While he was in Britain, he wanted to continue to realize his ambitions in martial arts, so he joined the renowned Team Tieu and trained as much as his busy work schedule allowed, and that helped him to communicate with the locals.
He wanted to connect with his training partners, so he worked hard to learn the new language while he gave his all in training. His efforts, along with the unifying qualities of martial arts, meant he soon fit right in with his peers.
“I had to learn English to be able to communicate with clients, but the real motivation for learning English was Muay Thai,” notes “The Hurricane.”
“When I started training in the new gym, I wanted all the other athletes to know me better, so I had to learn the language to be able to express myself.
“It was difficult to enter a new gym and earn the respect of all the other professional fighters that were training there. I had to work hard to get their respect, but when they started to know me better, they accepted me and treated me like a member of their family.
“They gave me a second home far from [home]. I will always be grateful to Team Tieu for giving me a training family during that period.”
Lasiri continued his evolution in the gym, helped his family when they were in need, and strengthened his character under difficult circumstances.
This paid dividends when the 28-year-old returned home and got back in the ring to pursue his martial arts career.
“Facing many difficult situations in life makes you stronger,” asserts Lasiri.
“I am able to accept and adapt to any situation. This doesn’t mean I don’t feel the intensity of the events or problems, it just means I always try to find a good way to deal with it.
“It’s exactly the same in martial arts – what makes you a great fighter is to have the power to face stronger opponents and find a way to put them in difficulty.”
“The Hurricane” has taken the hardest strikes from some of the world’s finest stand-up martial artists, but he showed his formidable ability to shake them off and go back on the offensive.
A few setbacks did not stop him from accepting bouts against the toughest competition in The Home Of Martial Arts, and his persistence paid off when he upset then-undefeated WFKO Karate World Champion Hiroki Akimoto in front of the Japanese athlete’s home crowd at ONE: A NEW ERA in March.
The Italian knows he will have to draw on the same fortitude that took him to victory in that three-round war when he returns against Mongkolpetch at the Phu Tho Indoor Stadium, but that is one thing that has never failed him.
“Resilience is not only important – it’s fundamental,” says Lasiri.
“In martial arts you need resilience to face hard training and tough opponents, and heart to go on even if you are tired and exhausted.

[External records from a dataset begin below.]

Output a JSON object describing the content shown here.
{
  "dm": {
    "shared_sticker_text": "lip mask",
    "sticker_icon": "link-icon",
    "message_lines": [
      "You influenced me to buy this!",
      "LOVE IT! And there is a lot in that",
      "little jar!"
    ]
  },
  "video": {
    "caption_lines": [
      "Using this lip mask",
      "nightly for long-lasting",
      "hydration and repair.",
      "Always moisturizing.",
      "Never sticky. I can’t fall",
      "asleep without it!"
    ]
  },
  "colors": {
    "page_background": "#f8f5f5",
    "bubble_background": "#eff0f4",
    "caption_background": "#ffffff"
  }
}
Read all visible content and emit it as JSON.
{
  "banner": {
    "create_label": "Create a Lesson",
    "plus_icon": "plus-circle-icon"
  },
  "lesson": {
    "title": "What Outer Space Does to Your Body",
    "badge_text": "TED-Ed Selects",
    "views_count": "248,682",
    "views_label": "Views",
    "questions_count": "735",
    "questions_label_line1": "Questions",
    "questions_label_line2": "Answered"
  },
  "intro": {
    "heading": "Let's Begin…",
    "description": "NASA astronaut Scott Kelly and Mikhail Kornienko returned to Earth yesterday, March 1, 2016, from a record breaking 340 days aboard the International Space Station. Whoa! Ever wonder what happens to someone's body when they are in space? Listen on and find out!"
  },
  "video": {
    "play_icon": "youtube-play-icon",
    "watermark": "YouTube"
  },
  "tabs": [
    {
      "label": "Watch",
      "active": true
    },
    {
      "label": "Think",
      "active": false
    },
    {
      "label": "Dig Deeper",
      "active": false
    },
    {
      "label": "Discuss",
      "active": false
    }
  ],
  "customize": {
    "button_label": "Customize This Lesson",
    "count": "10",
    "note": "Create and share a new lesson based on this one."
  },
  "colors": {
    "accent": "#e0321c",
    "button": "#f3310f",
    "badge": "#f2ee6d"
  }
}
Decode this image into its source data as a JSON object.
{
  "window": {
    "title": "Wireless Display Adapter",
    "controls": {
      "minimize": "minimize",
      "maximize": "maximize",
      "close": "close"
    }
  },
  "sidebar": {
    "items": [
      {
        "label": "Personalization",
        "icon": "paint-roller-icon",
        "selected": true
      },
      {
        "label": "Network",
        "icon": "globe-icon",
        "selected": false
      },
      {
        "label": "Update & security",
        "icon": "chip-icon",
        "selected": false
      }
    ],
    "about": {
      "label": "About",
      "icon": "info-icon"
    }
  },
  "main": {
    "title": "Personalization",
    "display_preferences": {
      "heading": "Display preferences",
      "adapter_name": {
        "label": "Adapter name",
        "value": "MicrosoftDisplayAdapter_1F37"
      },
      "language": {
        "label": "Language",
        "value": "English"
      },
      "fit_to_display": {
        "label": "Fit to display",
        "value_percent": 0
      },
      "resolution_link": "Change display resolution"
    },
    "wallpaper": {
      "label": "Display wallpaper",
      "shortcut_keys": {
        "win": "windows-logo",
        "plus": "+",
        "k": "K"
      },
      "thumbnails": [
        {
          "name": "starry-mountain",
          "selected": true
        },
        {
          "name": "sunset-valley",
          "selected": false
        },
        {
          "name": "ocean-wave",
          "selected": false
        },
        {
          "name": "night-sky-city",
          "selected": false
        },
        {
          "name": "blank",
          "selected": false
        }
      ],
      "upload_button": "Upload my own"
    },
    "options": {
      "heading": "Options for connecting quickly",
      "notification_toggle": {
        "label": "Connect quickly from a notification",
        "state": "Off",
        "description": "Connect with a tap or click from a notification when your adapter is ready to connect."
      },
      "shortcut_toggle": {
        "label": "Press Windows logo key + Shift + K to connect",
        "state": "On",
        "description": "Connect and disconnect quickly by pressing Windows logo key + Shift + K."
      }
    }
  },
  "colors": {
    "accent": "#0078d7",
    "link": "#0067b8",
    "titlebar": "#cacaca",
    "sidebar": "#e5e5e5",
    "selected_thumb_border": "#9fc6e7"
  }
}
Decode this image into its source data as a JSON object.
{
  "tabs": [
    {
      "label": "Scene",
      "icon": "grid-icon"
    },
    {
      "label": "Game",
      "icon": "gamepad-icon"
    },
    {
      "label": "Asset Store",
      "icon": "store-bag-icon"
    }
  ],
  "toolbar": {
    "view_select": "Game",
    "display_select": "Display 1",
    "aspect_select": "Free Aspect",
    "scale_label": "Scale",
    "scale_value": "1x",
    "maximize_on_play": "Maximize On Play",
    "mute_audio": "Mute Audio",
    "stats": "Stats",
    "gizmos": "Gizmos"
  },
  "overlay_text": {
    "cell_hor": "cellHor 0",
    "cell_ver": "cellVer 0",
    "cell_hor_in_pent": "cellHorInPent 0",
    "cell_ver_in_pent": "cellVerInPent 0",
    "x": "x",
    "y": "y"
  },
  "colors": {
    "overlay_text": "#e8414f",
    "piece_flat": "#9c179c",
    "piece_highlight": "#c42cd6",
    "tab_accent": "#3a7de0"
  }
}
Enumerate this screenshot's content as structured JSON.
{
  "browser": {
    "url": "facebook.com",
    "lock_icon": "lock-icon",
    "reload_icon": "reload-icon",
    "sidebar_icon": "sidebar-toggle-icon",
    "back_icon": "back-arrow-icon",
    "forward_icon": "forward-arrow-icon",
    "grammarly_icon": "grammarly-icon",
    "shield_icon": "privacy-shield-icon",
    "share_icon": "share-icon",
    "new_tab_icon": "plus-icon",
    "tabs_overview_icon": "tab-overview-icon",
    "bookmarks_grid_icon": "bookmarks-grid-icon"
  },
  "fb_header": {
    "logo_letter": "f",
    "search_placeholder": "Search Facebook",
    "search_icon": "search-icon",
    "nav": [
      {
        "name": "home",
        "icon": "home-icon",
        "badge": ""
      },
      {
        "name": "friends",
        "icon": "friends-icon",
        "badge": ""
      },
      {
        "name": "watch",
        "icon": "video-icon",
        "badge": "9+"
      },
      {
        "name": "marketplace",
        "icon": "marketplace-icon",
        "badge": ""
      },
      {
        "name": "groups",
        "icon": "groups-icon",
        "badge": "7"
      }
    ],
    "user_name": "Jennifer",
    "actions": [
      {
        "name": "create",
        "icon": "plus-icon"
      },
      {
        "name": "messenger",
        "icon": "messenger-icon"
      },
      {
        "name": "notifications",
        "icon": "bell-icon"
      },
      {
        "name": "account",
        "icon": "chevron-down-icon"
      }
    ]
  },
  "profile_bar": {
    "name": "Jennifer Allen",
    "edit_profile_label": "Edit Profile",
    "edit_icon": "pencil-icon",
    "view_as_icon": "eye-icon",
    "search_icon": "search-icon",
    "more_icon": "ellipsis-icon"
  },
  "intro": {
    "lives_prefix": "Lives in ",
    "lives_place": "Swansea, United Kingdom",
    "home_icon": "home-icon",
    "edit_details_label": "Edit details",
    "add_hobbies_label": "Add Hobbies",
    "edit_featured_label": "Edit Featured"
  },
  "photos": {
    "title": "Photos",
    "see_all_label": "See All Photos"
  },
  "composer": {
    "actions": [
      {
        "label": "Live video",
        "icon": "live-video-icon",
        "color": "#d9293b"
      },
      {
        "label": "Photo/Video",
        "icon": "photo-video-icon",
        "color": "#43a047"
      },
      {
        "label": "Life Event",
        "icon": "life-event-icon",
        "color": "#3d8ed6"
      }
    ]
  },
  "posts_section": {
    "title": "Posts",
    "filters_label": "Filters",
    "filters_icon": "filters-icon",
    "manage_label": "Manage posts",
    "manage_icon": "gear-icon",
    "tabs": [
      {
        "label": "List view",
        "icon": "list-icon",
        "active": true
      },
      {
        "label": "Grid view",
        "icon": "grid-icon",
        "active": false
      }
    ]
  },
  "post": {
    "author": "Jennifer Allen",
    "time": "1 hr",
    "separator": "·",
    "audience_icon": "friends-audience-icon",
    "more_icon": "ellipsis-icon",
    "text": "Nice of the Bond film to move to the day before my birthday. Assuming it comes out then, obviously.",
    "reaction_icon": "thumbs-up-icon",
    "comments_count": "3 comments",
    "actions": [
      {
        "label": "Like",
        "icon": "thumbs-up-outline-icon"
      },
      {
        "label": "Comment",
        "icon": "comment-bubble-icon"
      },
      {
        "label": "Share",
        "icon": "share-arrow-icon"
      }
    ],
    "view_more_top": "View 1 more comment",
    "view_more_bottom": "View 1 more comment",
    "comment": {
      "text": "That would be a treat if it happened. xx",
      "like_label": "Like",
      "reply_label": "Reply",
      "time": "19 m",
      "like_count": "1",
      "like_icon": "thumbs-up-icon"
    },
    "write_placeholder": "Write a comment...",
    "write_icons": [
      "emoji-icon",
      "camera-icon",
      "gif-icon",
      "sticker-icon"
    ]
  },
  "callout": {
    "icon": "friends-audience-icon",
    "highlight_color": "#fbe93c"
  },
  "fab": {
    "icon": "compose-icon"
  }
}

“My next opponent is a strong one. I will enter the ring and will get the work done. In this upcoming bout, I will follow the only direction I know, forward!”